Definition of gainsay in English:

gainsay

verb

[WITH OBJECT]formal
  • 1 Deny or contradict (a fact or statement)

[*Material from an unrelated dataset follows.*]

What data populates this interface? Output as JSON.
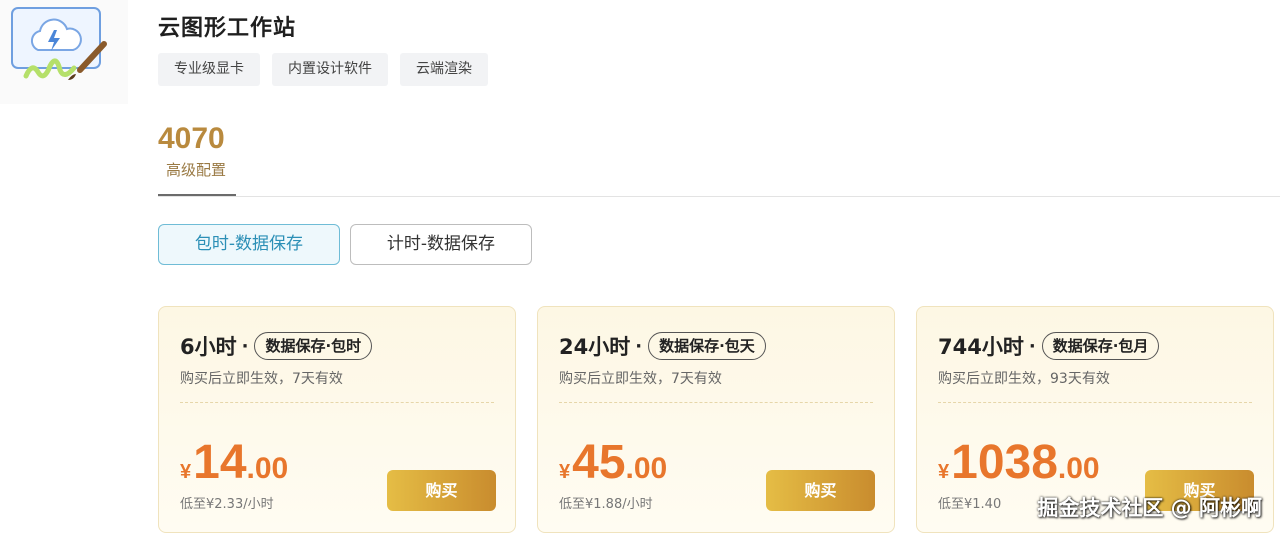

    ‘the impact of the railroads cannot be gainsaid’
    • ‘Pundits argue still, but no one gainsays that such involvement and determination created something more than a gestural pastiche.’
    • ‘No one truthfully gainsays the importance of professionalism to modern technological progress.’
    • ‘Anything outside those actions is proof one has entered the Iron Bubble, and automatically gainsays the statements of the other side simply because the other side made them.’
    • ‘We may not gainsay the outcome but we can say that if the Commission rules against Deputy Collins the party leadership will have little room for manoeuvre.’
    • ‘Now, I don't gainsay the need to start the transition process.’
    • ‘Again, it cannot be gainsaid that the greater number of those who hold high places in our poetical literature are absolute nincompoops - fellows alike innocent of reason and of rhyme.’
    • ‘It is an about-face that gainsays the ground of his achievement.’
    • ‘These revisionists could not of course ultimately gainsay the fact that France was defeated.’
    • ‘But it is hard to gainsay the fundamental reality that the liberal news media are more firmly in the saddle than ever.’
    • ‘In your place, I should not gainsay the truth, but I'd put it in a different and more telling way.…’
    • ‘From early in her life Kamla is surprised by a contrary inner voice which frequently gainsays the received wisdom of her elders and betters.’
    • ‘In the light of the ability to pay the Liquidator the correct account, the claimant's statements have not been gainsaid.’
    • ‘Whatever problems one might have with military tribunals, is it really possible to gainsay the White House response on this one?’
    • ‘In an era in which the very power of national governments of reformist pedigree to deliver reforms is under question, Labour gainsays the question.’
    • ‘I'm not denying or gainsaying the fact that one could make a case.’
    • ‘No-one can possibly gainsay the need to travel on the railway in safety and it will be difficult to advance an argument against these giants.’
    • ‘We do not gainsay any of that, your Honour, and, indeed, the complaint against us is not in connection with the certification process, of course.’
    • ‘Twenty-five years on, who can gainsay their prophetic analysis?’
    • ‘Anybody gainsaying General Relativity had best demonstrate an unambiguous reproducible falsification.’
    • ‘It cannot be gainsaid that the digital revolution is here with us.’
    deny, dispute, disagree with, argue with, dissent from, contradict, repudiate, declare untrue, challenge, oppose, contest, counter, fly in the face of
    disprove, debunk, explode, discredit, refute, rebut, brush aside
    shoot full of holes
    disaffirm
    controvert, confute
    View synonyms
    1. 1.1Speak against or oppose (someone)
      • ‘Everyone who believes it is legit will find some way to gainsay the believers.’
      • ‘For one thing, it took much, much longer to do; for another, very few directors relished being contradicted or gainsaid.’
      • ‘Seeing that there was indeed room, she began to settle in before anyone could gainsay her.’
      • ‘So, claim above-average looks yourself, and who is to gainsay you?’
      • ‘Now I dance to my own piper and if I want to sleep in I have no master to gainsay me.’
      • ‘So whoever is Home Secretary can define the points at which the IRA is a threat, or a partner in talks or any point in between, and neither we nor the legal system can gainsay him.’
      • ‘Legitimate children were subject to the commands of their father, with the mother having no legal right to gainsay him.’
      • ‘My warnings over the last six years had been so numerous, so detailed, and were now so terribly vindicated, that no one could gainsay me.’
      • ‘He had a hot temper and a weekly column in which he could publicly tear to shreds anyone who dared gainsay him or meddle with his works.’
      • ‘The extremist can always argue that he is the better Muslim that the moderate - and no one can gainsay him.’
      • ‘And when Father had done investigating into his background found out he was the only son of an earl, and given his tacit approval of the match, how could she gainsay him?’
      • ‘But if it ends up being closer to the 200th year, I would not be around in any case, and I will not be able to have anyone gainsay me.’

Origin

Middle English: from obsolete gain- against + say.

Pronunciation:

gainsay

/ˌɡānˈsā/